TASK ITEM - Please copy every line from the following entries in which the word "screenshot" appears.

Dataset rows for apps and sites
——————

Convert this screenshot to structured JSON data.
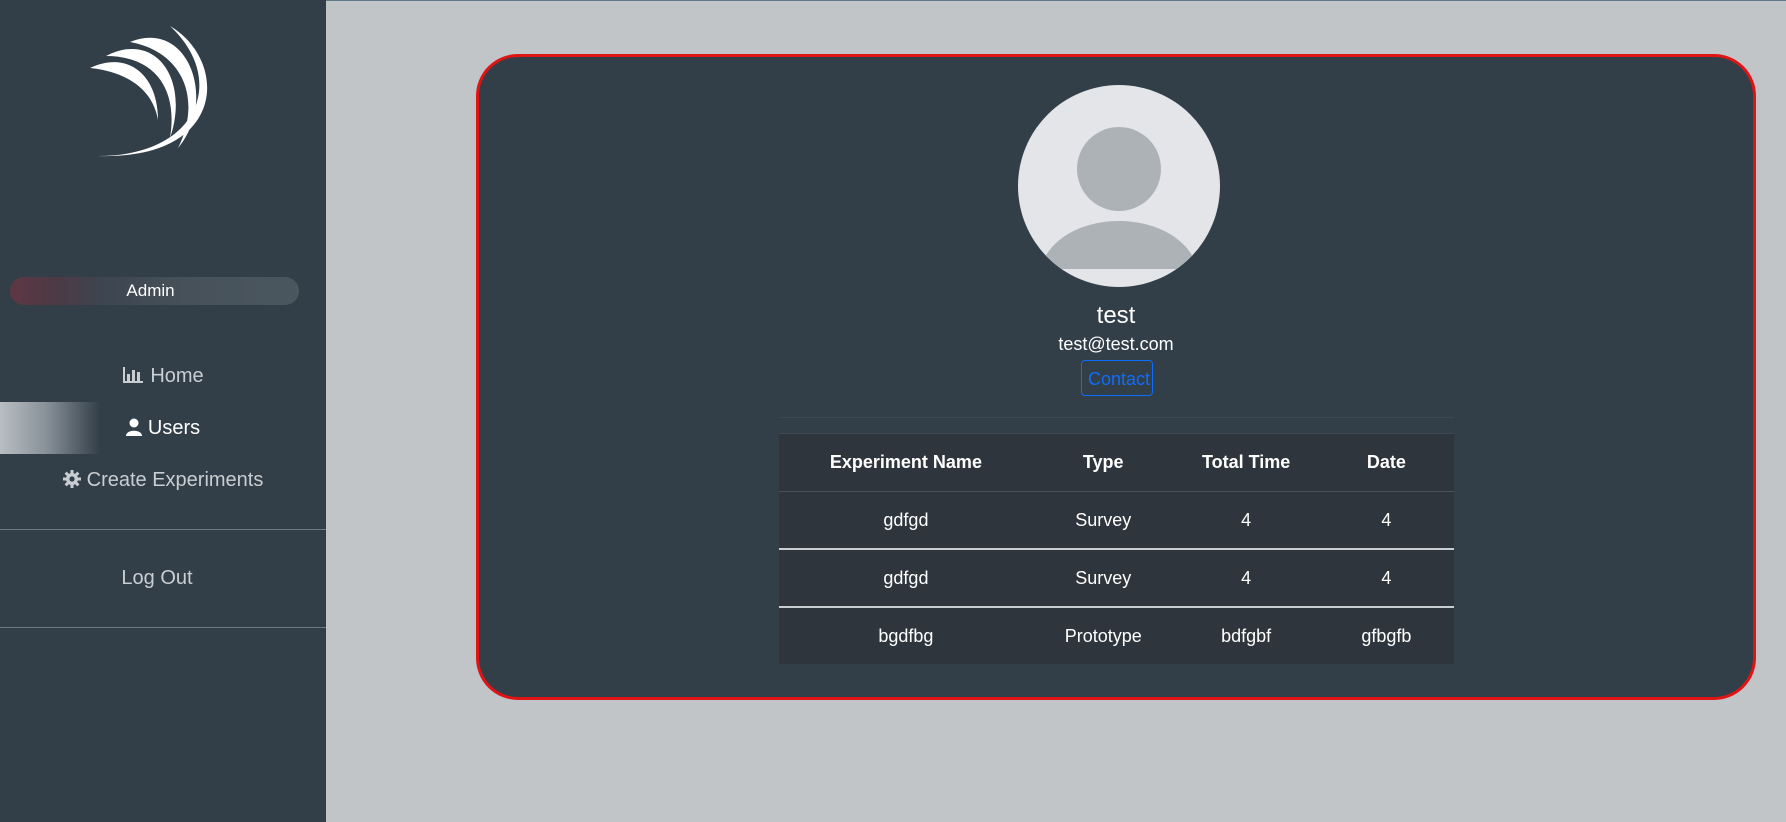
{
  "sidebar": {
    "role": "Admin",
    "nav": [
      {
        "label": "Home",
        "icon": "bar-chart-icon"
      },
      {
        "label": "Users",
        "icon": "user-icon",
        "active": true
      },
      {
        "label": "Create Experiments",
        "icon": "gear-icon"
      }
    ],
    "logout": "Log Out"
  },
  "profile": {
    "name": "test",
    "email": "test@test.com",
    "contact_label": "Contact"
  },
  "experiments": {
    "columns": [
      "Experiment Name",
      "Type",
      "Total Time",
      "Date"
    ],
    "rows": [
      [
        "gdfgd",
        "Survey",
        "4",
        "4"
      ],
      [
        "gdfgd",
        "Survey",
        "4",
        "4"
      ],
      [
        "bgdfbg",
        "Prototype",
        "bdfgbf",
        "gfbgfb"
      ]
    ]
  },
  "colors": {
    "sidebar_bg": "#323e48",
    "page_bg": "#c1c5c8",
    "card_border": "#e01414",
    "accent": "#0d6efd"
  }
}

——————

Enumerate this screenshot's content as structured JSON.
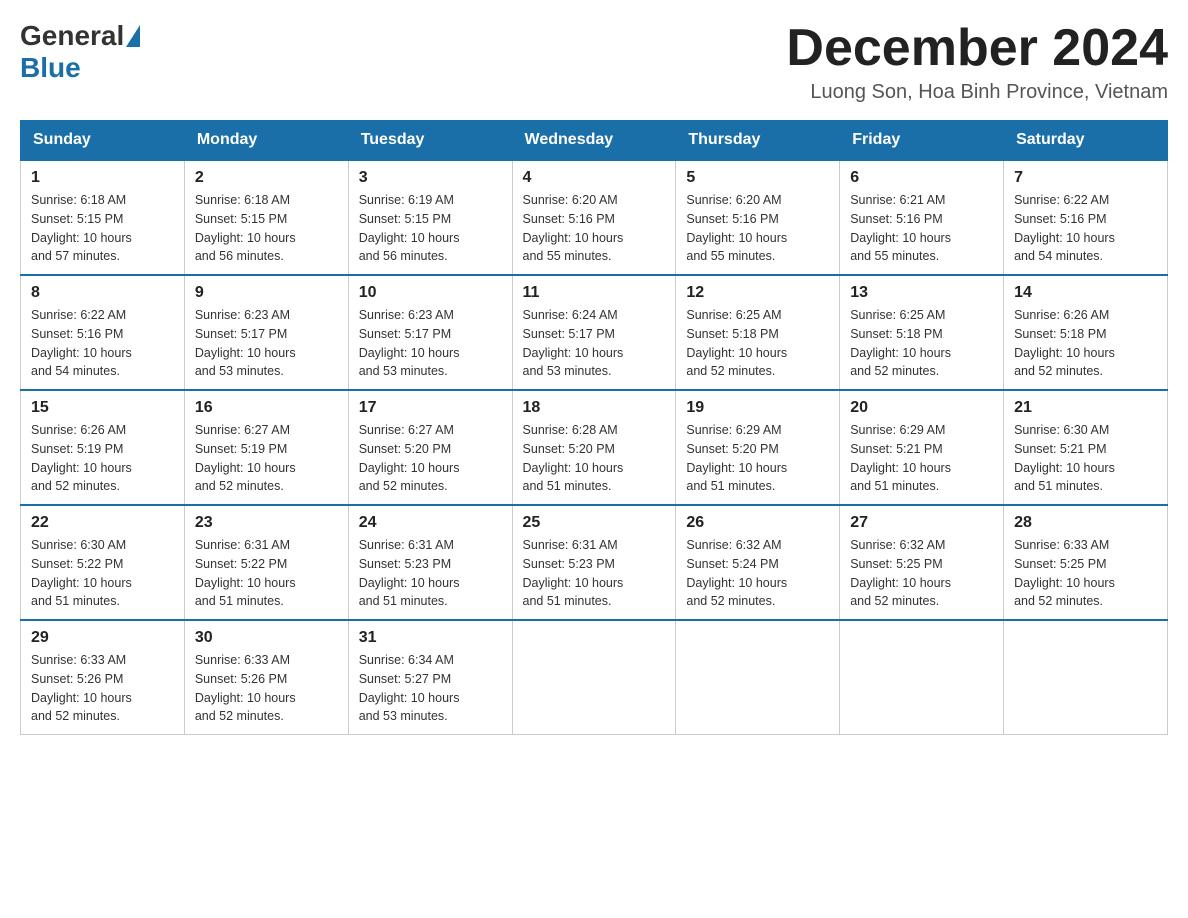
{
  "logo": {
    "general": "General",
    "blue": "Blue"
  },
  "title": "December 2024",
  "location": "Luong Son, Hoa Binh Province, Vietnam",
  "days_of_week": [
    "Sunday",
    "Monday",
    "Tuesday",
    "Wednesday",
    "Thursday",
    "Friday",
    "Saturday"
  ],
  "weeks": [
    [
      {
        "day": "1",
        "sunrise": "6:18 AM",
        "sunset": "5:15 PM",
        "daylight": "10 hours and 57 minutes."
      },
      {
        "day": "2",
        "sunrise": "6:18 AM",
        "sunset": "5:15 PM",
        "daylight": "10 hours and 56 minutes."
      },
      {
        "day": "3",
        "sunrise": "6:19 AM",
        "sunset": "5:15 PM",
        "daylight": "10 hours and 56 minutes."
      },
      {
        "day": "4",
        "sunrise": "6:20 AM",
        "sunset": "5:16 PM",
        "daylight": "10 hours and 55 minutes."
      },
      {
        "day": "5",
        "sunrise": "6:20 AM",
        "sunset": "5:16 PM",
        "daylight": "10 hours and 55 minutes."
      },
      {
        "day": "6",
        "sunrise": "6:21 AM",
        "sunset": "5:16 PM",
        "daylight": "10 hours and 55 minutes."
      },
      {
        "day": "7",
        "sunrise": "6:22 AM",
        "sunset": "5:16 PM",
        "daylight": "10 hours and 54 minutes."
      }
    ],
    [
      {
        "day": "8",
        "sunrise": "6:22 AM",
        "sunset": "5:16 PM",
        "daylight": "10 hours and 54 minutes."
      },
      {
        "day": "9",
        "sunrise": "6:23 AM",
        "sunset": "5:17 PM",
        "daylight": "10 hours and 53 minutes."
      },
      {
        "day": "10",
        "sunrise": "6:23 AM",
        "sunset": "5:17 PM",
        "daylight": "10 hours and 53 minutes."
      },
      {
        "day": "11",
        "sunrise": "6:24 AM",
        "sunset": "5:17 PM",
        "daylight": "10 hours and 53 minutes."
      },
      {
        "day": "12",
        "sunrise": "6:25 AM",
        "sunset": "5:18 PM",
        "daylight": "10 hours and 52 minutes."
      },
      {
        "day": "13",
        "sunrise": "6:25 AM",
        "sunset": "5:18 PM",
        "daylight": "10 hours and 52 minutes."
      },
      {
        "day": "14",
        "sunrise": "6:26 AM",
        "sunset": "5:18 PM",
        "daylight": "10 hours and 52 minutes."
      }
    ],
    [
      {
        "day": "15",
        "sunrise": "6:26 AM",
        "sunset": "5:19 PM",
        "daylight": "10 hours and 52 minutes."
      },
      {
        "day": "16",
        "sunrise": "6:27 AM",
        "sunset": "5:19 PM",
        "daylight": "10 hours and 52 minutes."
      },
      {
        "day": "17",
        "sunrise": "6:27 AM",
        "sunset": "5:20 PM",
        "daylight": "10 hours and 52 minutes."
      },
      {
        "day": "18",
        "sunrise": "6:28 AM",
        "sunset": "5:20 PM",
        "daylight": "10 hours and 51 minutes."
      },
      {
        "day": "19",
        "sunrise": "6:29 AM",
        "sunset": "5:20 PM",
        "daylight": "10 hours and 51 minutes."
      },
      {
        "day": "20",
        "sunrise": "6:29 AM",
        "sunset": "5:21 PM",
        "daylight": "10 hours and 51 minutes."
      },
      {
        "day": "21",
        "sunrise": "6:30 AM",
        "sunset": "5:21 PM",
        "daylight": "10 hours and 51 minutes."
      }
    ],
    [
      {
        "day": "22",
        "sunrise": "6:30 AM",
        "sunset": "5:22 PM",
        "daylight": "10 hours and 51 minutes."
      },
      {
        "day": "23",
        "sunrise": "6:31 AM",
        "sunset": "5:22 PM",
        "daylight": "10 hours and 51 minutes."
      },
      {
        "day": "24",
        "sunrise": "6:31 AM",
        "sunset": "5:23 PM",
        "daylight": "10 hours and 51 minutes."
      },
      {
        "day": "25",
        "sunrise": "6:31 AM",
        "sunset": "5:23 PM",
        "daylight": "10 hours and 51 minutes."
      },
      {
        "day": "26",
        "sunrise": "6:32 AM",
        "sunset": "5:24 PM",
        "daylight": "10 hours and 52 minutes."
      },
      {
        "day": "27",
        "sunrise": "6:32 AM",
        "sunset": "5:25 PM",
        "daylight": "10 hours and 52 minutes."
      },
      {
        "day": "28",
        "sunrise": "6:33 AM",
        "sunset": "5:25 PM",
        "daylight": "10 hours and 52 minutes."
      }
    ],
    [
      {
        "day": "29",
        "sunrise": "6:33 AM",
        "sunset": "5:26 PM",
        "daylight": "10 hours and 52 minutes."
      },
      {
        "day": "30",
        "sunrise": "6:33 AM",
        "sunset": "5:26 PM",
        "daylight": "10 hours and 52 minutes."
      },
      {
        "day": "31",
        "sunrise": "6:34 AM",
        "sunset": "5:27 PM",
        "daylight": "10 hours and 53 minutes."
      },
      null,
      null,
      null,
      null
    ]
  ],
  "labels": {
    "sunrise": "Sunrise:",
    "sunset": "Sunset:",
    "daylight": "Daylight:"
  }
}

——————

RESPONSE AREA -
Convert this screenshot to structured JSON data.
Enumerate this screenshot's content as structured JSON.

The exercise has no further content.